### EXERCISE DATA:
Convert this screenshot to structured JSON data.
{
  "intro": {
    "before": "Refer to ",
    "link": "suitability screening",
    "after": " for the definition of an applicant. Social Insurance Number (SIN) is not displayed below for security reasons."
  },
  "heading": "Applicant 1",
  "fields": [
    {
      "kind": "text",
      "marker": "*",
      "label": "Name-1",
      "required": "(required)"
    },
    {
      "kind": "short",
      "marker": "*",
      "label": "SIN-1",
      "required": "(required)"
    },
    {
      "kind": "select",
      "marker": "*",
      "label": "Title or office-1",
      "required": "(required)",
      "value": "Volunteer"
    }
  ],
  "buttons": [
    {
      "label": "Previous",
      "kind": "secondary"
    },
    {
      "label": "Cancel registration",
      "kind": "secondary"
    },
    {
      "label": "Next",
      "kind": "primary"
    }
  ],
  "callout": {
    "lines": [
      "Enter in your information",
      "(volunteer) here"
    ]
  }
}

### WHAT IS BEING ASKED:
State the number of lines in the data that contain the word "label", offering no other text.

### RESULT FOR THIS EXERCISE:
6